## Problem:
Across all the entries below, how many lines contain the string "COVID"? The number by itself is the answer.

Saved entries
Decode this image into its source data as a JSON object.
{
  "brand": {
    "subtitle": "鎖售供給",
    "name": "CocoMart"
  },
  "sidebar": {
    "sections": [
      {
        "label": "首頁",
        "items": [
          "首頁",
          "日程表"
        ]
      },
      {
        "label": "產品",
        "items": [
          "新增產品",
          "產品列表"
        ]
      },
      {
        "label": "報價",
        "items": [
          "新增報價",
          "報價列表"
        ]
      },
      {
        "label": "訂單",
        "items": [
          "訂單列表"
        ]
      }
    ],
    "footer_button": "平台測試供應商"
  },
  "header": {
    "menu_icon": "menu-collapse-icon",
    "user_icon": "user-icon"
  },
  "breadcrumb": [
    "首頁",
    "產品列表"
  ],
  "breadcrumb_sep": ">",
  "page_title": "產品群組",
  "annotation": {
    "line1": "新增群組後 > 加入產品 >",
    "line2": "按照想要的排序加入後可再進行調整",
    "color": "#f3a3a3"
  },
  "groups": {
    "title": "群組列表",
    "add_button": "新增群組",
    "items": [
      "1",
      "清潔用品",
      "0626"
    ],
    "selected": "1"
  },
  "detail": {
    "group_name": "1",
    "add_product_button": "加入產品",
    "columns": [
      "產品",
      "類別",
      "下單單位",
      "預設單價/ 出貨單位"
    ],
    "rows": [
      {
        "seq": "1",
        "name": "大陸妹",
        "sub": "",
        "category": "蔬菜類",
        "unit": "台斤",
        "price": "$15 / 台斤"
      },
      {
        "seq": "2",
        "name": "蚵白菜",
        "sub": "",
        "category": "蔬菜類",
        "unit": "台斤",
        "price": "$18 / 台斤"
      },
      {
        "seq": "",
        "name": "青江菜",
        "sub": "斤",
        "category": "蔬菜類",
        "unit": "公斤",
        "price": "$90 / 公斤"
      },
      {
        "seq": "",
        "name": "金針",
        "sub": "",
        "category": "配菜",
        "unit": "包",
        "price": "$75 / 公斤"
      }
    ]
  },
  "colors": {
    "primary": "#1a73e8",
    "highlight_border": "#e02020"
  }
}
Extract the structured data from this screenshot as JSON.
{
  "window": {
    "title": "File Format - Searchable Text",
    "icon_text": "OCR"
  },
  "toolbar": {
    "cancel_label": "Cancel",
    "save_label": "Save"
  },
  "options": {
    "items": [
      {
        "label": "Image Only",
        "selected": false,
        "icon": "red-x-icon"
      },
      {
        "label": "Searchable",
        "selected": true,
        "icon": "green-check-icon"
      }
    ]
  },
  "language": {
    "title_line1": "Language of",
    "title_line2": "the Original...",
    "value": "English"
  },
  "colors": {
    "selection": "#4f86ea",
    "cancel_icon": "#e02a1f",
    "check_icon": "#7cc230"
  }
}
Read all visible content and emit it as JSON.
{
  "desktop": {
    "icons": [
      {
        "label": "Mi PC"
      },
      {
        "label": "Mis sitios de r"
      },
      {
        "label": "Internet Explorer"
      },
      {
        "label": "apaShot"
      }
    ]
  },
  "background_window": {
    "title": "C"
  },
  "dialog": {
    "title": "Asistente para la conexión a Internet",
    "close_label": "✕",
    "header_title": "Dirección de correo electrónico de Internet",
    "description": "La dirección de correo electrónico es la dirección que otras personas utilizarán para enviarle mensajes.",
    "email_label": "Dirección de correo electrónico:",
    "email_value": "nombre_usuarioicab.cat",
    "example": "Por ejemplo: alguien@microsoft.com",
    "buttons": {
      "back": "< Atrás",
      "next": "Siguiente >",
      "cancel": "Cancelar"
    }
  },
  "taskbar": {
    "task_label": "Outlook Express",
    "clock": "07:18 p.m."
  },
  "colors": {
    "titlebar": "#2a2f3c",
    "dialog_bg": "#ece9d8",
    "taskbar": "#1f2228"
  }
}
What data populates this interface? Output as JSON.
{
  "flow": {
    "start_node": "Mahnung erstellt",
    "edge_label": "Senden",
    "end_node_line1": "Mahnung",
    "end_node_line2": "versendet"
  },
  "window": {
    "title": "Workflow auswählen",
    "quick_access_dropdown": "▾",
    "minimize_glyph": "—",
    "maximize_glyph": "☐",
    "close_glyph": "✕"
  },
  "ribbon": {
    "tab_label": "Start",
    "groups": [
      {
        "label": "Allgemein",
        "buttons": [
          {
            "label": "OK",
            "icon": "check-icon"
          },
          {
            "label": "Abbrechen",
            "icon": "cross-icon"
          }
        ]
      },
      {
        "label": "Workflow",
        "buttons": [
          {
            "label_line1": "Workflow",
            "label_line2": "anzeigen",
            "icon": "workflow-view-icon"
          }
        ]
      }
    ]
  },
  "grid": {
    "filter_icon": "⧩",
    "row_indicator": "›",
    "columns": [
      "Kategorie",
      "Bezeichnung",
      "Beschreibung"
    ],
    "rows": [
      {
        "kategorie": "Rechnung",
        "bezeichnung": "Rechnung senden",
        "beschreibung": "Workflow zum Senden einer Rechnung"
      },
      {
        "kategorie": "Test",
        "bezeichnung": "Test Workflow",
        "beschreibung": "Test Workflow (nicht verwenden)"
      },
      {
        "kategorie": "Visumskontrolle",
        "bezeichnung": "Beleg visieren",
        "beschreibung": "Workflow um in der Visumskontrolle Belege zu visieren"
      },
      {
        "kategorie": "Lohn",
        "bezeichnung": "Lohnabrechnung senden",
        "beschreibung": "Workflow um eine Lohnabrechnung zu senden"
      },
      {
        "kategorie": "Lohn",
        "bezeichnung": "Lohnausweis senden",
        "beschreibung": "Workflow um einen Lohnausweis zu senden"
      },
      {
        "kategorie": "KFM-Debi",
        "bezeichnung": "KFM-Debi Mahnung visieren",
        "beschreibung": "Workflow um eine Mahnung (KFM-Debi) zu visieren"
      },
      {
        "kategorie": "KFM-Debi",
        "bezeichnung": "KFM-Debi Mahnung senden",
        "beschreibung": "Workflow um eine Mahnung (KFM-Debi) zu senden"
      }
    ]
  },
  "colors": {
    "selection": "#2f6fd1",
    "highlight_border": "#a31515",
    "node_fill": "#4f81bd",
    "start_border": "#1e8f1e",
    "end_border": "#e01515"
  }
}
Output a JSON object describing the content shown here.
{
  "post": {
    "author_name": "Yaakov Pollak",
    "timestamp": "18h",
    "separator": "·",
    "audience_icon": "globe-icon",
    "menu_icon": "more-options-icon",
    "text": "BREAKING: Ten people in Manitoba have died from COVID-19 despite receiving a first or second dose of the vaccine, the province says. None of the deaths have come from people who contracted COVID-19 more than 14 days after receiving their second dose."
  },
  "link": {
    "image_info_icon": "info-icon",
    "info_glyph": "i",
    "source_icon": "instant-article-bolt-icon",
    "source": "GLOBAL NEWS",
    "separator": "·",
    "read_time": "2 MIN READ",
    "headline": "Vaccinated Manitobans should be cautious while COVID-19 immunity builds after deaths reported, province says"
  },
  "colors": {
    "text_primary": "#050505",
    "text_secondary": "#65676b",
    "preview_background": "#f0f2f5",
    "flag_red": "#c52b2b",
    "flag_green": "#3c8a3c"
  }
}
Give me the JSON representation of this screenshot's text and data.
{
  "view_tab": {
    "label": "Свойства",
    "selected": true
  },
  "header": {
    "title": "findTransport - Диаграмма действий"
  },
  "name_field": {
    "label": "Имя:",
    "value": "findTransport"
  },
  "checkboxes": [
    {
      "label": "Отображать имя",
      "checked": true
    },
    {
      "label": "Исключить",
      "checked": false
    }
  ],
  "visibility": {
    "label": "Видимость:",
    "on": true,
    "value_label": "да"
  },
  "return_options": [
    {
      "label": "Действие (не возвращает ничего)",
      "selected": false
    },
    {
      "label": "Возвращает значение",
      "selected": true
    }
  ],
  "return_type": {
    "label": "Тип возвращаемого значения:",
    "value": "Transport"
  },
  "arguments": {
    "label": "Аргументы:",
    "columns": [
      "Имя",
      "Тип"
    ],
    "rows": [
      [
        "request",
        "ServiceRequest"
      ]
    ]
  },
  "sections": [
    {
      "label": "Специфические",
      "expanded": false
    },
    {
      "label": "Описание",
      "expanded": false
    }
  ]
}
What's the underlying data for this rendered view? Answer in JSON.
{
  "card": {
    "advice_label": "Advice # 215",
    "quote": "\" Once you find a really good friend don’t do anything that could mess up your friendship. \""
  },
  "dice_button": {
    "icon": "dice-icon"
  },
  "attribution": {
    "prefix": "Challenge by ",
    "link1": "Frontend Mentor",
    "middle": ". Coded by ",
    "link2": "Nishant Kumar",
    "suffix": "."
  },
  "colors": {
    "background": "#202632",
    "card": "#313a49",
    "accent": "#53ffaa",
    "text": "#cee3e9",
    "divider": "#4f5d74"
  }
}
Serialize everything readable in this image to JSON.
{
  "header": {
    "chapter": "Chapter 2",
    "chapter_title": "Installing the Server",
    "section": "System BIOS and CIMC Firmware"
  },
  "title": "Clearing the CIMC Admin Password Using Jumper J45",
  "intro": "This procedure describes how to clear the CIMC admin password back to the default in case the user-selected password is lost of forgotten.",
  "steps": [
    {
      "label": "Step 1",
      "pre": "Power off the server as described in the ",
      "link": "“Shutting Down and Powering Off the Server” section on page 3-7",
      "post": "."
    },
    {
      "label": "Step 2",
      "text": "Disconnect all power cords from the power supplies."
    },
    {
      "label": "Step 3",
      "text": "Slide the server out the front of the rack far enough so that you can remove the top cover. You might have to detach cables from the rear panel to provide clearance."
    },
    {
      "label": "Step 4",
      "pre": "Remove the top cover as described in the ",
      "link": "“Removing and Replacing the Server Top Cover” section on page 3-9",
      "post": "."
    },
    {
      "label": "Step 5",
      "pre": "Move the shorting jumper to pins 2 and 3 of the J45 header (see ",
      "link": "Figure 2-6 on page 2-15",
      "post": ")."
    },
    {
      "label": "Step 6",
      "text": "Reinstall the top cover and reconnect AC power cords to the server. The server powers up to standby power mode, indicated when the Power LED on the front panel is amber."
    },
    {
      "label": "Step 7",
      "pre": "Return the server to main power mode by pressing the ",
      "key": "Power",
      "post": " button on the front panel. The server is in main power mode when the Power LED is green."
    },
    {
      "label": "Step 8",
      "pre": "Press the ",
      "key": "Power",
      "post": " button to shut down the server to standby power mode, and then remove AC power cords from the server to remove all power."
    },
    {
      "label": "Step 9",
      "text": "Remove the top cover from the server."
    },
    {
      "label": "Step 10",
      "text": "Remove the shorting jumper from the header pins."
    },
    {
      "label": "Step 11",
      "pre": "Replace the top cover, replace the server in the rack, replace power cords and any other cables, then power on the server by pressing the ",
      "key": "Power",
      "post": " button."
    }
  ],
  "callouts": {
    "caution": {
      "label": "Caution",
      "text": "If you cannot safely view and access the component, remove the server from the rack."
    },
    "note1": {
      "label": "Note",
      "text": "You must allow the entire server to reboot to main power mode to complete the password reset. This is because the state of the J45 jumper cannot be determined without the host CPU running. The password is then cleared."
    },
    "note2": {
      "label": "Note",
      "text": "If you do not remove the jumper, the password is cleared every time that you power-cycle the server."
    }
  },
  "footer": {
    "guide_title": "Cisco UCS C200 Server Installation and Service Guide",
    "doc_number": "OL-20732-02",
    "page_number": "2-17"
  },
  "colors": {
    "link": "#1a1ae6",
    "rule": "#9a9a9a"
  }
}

## Answer space:
2